[Component data from apps and pages]
== Segment start ==

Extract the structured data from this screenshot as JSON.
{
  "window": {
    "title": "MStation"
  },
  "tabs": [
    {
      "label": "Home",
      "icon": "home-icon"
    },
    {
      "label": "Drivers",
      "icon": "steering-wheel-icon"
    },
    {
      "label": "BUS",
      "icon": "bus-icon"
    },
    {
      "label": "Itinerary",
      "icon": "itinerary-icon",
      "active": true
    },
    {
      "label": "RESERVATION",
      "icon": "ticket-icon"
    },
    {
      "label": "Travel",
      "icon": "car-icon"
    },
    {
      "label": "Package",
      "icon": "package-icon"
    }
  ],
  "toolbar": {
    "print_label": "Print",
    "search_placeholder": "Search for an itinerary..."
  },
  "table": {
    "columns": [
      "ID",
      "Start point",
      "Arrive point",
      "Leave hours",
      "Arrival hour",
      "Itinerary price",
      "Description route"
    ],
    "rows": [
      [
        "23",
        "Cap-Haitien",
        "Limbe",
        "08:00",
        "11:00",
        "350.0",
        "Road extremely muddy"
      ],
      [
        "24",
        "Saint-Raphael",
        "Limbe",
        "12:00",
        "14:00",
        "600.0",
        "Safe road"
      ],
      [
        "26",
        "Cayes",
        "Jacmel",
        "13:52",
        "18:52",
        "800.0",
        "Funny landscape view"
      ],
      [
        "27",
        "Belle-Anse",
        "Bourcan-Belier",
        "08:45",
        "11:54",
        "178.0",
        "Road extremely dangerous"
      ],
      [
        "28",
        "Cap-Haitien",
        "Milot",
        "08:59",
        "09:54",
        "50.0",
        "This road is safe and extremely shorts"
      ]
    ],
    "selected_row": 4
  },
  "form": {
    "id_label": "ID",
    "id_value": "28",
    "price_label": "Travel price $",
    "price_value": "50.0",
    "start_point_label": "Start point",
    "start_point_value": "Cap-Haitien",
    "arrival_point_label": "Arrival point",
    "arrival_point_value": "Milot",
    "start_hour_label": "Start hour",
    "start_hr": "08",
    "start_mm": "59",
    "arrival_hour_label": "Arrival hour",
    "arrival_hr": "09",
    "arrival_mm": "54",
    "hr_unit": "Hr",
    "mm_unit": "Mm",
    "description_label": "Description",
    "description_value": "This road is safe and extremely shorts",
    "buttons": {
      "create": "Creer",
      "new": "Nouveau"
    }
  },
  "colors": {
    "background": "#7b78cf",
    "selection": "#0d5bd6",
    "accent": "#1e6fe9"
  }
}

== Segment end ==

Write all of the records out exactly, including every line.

Extract the structured data from this screenshot as JSON.
{
  "window": {
    "title": "MStation"
  },
  "tabs": [
    {
      "label": "Home",
      "icon": "home-icon"
    },
    {
      "label": "Drivers",
      "icon": "steering-wheel-icon"
    },
    {
      "label": "BUS",
      "icon": "bus-icon"
    },
    {
      "label": "Itinerary",
      "icon": "itinerary-icon",
      "active": true
    },
    {
      "label": "RESERVATION",
      "icon": "ticket-icon"
    },
    {
      "label": "Travel",
      "icon": "car-icon"
    },
    {
      "label": "Package",
      "icon": "package-icon"
    }
  ],
  "toolbar": {
    "print_label": "Print",
    "search_placeholder": "Search for an itinerary..."
  },
  "table": {
    "columns": [
      "ID",
      "Start point",
      "Arrive point",
      "Leave hours",
      "Arrival hour",
      "Itinerary price",
      "Description route"
    ],
    "rows": [
      [
        "23",
        "Cap-Haitien",
        "Limbe",
        "08:00",
        "11:00",
        "350.0",
        "Road extremely muddy"
      ],
      [
        "24",
        "Saint-Raphael",
        "Limbe",
        "12:00",
        "14:00",
        "600.0",
        "Safe road"
      ],
      [
        "26",
        "Cayes",
        "Jacmel",
        "13:52",
        "18:52",
        "800.0",
        "Funny landscape view"
      ],
      [
        "27",
        "Belle-Anse",
        "Bourcan-Belier",
        "08:45",
        "11:54",
        "178.0",
        "Road extremely dangerous"
      ],
      [
        "28",
        "Cap-Haitien",
        "Milot",
        "08:59",
        "09:54",
        "50.0",
        "This road is safe and extremely shorts"
      ]
    ],
    "selected_row": 4
  },
  "form": {
    "id_label": "ID",
    "id_value": "28",
    "price_label": "Travel price $",
    "price_value": "50.0",
    "start_point_label": "Start point",
    "start_point_value": "Cap-Haitien",
    "arrival_point_label": "Arrival point",
    "arrival_point_value": "Milot",
    "start_hour_label": "Start hour",
    "start_hr": "08",
    "start_mm": "59",
    "arrival_hour_label": "Arrival hour",
    "arrival_hr": "09",
    "arrival_mm": "54",
    "hr_unit": "Hr",
    "mm_unit": "Mm",
    "description_label": "Description",
    "description_value": "This road is safe and extremely shorts",
    "buttons": {
      "create": "Creer",
      "new": "Nouveau"
    }
  },
  "colors": {
    "background": "#7b78cf",
    "selection": "#0d5bd6",
    "accent": "#1e6fe9"
  }
}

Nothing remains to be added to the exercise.